Attracted to Light Lamp
Attracted to Light (Detail)

The design is part oh Mann’s Long Exposure series, which also features lamps based on the trajectories of a bird in flight, taking off, and landing.

Just under the lamp you’ll find the Cinderella Table (2004) by Dutch designer Jeroen Verhoeven for his firm Demakersvan (“The Makers of”). With this table, Demakersvan merged traditional and advanced manufacturing techniques. Using computer software, they translated sketches of the profiles of two tables into digital drawings and then made a rendering representing the two morphing into each other.

Next, using computer-driven woodcutting machines normally employed for mass production, they fabricated the drawing as a three-dimensional object, in thin vertical sections out of sheets of birch. Each slice was glued by hand to the next, forming a unique piece of furniture.
Cinderella Table
Cinderella Table Detail

Mid-Century Bar with Circular Mirrors

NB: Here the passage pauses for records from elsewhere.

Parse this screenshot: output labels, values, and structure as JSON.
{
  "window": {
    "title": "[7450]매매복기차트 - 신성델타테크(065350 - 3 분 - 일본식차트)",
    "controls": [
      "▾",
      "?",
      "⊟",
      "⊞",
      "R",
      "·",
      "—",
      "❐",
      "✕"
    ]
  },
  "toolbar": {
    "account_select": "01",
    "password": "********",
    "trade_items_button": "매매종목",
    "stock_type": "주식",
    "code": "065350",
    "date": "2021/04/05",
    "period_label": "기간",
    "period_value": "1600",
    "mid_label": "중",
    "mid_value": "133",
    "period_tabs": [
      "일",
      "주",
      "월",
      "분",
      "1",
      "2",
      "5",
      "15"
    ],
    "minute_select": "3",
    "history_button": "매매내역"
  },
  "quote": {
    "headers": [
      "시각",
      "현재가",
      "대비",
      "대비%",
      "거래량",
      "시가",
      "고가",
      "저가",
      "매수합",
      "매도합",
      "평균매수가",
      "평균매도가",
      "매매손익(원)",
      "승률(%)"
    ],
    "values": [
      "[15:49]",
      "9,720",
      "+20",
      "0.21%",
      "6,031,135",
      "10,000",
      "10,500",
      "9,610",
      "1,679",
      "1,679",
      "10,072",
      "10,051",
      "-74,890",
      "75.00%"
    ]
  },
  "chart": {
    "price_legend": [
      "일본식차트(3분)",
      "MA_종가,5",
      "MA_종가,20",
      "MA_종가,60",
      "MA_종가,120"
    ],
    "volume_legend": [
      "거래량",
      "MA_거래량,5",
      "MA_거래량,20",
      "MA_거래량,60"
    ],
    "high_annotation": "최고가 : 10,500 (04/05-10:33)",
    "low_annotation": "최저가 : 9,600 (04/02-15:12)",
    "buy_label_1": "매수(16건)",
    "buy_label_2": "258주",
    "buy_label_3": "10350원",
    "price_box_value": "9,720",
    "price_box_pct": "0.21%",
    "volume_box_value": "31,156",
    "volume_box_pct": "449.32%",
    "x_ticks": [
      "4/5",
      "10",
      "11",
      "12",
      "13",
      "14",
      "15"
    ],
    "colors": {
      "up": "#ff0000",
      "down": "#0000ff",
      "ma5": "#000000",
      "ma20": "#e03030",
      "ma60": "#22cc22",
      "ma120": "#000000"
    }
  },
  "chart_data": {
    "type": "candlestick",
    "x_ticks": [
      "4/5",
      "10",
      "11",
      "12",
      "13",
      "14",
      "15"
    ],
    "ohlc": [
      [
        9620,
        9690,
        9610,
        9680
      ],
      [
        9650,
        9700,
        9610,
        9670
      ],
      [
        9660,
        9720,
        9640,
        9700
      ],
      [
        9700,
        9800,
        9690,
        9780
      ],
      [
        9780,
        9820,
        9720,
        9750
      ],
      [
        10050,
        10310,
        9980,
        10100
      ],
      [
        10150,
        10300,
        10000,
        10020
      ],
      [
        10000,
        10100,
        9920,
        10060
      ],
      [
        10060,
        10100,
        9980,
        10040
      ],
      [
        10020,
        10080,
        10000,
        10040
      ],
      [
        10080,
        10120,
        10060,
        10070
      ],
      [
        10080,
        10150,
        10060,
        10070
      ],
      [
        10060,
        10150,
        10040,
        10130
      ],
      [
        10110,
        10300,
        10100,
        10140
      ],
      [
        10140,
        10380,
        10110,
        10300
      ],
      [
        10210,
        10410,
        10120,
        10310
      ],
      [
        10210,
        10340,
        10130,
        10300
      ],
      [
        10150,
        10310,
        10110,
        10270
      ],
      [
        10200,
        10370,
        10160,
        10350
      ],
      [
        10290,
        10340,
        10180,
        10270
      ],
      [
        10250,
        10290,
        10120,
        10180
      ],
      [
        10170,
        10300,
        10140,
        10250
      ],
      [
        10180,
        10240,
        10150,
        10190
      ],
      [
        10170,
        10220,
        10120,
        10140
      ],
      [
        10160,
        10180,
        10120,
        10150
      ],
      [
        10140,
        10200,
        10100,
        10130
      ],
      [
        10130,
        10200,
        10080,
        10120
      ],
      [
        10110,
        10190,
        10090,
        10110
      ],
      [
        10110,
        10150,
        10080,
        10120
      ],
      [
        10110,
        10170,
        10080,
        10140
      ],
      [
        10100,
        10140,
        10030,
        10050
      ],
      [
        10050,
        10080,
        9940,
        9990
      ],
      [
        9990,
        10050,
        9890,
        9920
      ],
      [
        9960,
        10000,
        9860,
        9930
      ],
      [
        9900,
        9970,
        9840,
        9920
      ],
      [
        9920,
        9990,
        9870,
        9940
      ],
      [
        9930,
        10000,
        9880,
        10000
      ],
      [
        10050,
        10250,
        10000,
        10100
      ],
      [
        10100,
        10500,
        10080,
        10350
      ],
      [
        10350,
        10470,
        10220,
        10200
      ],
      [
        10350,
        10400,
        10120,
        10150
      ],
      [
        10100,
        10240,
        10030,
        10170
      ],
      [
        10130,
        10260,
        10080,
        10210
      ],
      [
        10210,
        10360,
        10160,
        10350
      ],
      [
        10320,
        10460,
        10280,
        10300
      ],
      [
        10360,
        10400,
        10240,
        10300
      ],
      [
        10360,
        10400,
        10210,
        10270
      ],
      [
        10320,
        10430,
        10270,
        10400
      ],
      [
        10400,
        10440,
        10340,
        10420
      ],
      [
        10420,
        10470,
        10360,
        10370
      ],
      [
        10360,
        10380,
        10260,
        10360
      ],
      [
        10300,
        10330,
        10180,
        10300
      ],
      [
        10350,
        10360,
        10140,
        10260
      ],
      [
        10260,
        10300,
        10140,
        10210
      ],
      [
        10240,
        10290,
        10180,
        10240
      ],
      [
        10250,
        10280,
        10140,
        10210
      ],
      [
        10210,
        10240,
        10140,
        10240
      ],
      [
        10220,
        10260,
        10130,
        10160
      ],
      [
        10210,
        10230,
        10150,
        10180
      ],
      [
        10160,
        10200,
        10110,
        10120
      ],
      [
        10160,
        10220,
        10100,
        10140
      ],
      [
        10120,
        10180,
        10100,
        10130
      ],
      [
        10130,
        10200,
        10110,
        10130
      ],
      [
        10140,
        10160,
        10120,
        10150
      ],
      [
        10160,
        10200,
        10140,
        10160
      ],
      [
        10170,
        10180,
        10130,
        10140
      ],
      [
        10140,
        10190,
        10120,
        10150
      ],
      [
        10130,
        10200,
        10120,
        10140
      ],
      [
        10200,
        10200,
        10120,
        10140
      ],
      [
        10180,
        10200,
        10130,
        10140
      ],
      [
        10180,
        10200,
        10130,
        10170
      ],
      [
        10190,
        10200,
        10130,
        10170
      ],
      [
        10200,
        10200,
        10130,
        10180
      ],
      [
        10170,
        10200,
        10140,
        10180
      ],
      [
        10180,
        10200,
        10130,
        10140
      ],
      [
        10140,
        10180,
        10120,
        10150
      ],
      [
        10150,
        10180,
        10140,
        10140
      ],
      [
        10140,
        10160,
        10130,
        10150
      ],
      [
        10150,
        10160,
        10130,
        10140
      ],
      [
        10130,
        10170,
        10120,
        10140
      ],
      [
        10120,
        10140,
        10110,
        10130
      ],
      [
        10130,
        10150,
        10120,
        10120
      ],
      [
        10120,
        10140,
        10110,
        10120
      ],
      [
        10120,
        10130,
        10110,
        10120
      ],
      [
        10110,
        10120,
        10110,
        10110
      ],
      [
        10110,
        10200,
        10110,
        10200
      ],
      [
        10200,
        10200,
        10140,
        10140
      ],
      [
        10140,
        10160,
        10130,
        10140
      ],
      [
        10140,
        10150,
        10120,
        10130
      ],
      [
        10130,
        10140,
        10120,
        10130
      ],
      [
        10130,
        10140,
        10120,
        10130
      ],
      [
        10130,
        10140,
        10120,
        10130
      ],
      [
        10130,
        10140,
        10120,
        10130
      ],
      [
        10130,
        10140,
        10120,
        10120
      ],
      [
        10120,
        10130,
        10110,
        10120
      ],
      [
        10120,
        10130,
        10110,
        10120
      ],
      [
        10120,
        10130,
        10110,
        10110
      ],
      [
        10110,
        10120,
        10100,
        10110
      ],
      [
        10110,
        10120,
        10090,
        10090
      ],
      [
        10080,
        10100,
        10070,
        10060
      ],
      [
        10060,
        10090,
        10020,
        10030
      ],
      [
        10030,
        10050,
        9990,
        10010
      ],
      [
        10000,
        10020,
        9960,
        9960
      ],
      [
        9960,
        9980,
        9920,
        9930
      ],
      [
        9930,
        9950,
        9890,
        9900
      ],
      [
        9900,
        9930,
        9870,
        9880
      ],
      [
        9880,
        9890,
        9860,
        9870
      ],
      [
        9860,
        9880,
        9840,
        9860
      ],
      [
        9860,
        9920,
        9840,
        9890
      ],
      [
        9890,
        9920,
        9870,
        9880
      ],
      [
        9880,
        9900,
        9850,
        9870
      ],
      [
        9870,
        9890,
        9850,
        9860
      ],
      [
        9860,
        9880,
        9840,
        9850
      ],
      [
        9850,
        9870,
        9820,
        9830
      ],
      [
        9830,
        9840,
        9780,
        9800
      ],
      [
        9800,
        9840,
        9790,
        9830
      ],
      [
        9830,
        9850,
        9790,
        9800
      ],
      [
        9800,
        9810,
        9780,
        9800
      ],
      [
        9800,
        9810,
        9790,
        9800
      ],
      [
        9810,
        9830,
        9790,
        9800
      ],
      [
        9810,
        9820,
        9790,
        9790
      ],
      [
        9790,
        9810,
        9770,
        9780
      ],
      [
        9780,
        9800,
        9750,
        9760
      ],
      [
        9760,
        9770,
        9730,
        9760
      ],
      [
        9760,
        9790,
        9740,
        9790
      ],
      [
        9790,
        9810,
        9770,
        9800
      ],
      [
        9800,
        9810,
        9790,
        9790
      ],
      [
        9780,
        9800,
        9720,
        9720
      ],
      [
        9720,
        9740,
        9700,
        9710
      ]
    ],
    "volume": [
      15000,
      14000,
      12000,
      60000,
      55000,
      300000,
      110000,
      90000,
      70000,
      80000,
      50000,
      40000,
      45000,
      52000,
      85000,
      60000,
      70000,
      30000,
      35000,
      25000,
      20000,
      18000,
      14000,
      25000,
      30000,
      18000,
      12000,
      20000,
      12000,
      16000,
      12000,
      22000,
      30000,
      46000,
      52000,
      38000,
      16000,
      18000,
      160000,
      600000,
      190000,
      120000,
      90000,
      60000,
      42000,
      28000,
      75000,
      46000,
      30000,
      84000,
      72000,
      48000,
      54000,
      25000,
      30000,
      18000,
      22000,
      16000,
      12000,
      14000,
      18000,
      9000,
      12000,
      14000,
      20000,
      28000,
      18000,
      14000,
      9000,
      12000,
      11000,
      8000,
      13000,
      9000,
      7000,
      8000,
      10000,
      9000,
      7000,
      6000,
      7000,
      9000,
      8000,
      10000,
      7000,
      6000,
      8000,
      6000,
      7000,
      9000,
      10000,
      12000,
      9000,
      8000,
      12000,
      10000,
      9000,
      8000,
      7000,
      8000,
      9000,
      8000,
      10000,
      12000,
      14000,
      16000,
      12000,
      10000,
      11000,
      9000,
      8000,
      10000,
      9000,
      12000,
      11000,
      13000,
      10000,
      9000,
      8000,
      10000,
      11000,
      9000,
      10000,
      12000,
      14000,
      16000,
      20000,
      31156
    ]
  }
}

Mid-Century Bar with Circular Mirrors
Photo By Gail

We spotted this fantastic Mid-Century Design Service Bar at an event at the Marriott Marquis Hotel and had to take a snap! The design would look great as part of any retro or modern decor, but in this case, we think that the carpet’s print reflects onto the mirrors to make the orbs look like a constellation of planets! Very Cool!

Moss Lamp

Moss Lamp
All Photos By Gail

This Moss Lamp (1999) exemplifies designer Gaetano Pesce’s use of industrial production techniques and materials to produce unique objects. Here, he pours silicone in thread-like trails to achieve a textured and translucent sphere that casts a soft glow through irregular gaps and varied thicknesses. The end result is dictated by the behavior of the material.

Moss Lamp Display

Vermelha Chair

Vermelha Chair
All Photos By Gail

For the brothers Fernando and Humberto Campana, startling materials are a hallmark of their design practice. Often evoking the rich street-market culture of their native Brazil, the utilize everyday elements in unexpected ways, such as this looped red cord for the opulent pile upholstery of this Vermelha (Red) chair (2007).

Photographed in the Cooper Hewitt Design Museum in NYC.

Vermelha Chair

Artichoke Lamp

Artichoke Lamp
Photo By Gail

The PH Artichoke Hanging Lamp (1958) was designed by Danish designer Paul Henningsen,  and manufactured by Louis Poulsen & Co. It is made from bent copper, steel and enameled metal and looks just  spectacular!

Henningsen’s Artichoke Lamp employs copper leaves attached to a metal framework to suggest the actual plant. The resulting composition creates industrial-looking, uniform layered planes while evoking a naturally occurring structure.

I  recently passed by the office building at 11 West 19th Street, where I once worked well over a decade ago, and saw that they now have these lamps installed in the lobby.

Photographed in the Cooper Hewitt Design Museum in NYC.

Skyscraper By Paul T. Frankl

Skyscraper By Paul T Frankl
Photo By Gail

By the 1920s, the skyscraper was a symbol of American modernity. Here, Frankl uses maple and Bakelite to suggest the jagged, upward-reaching outline of a New York skyscraper. By breaking with the constraints of the past, this towering architectural form expressed the excitement and optimism of a new era.

Photographed at the Metropolitan Museum of Art in NYC.

Not My Cup of Tea Musical China Cabinet

Not My Cup of Tea
All Photos By Gail

Not My Cup of Tea follows Splendour Lender, a cabinet which addresses the Dutch tradition of displaying one’s porcelain in a “Pronkkast” as a symbol of status and happiness.

A coin, inserted into either cabinet, rolls down the porcelain, producing an enjoyable melody. In contrast to Splendour Lender, which holds a collection of porcelain, this cabinet contains identical cups and plates. While the cabinet alone encapsulates abundance, the meaning behind the phrase “Not My Cup of Tea” suggests discrimination. After each usage, the coin is returned, which would usually happen when a product is defective. The repetitious cups and their tunes show the universal cycle of consumption, the financial greed of modern times, regardless of difference in taste.

Created by Designer Jelle Mastenbroek, Eindhoven, Netherlands. Available at Chamber, Located at 515 W. 23rd Street, in the Chelsea Gallery District. Hours are Tuesday – Saturday 10:00 AM – 6:00 PM. Visit Chamber online at Chamber NYC Dot Com.

Not My Cup of Tea